He personally oversaw the transformation of the stillborn Intergovernmental Authority on Drought and Development (IGADD) to the Intergovernmental Authority on Development (IGAD). He “made IGAD deliver”, as Susan Rice said during his state funeral on Sunday Sep. 2nd. But he also made IGAD look beyond the recurring famine and drought in the horn and made it become a political arm; one that sanctions states when they fray.
Sudan and South Sudan have held the world by the edge of its nerve since the later declared its independence from the former. But both heeded to him and agreed his troops, under the auspices of the UN, to become the only peacekeeping personnel in the contested Abiye region. The peace processes in Darfur, Rwanda, Liberia and DRC, to mention some, have his fingerprints on them.
Together with Thabo Mbeki, former president of South Africa, who called him “the giant Meles Zenawi”, and a few other visionary statesmen of the continent, he oversaw the transformation of the Organization of African Unity (OAU), which was an organization both democratically elected and coup leaders of the continent enjoyed memberships at the same time, to the new African Union (AU) that no longer tolerates membership of countries whose leaders came to power through a coup and have killed their countrymen in the process. He was one of the architects of the New Partnership for African Development (NEPAD), an AU strategic framework for pan-African socio-economic development. Although NEPAD has been a huge disappointment to many people in the continent and its donors who expected it to be more efficient for the money spent, its continued presence is a good thing for Africa.
Fellow African leaders liked his grasp of international affairs; his authoritative straightforwardness and his negotiation skills and have settled on him to represent the continent in the climate change negotiations. It was perhaps this ruthlessly straightforward nature of him that made more leaders of African nations flew in to Addis Ababa to attend the state funeral accorded to him. In their speeches delivered at the ceremony held at Meskel Square they all showed the many ways the late PM Meles was going to be missed than wished for good riddance.
Unfortunately, after 21 years of trial and error – some of which by a sheer cruelty and others by political design – by the time he passed away on August 20, 2012, aged 57, his cardinal transformation policies at home and his regional policing experiment abroad remained a work in progress. He didn’t have the chance to vindicate himself, as he was so sure he would, on the sainthood of his unique potion of a developmental state policy; nor did he get the chance to see what would come off Somalia, Sudan and South Sudan next.

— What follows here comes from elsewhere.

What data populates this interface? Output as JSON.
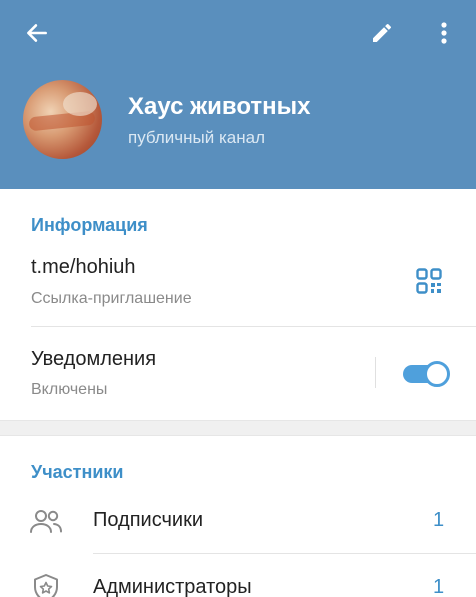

For better or worse, he is no more and the Ethiopia he fashioned for two decades will never be the same; and that, again, is for better or worse.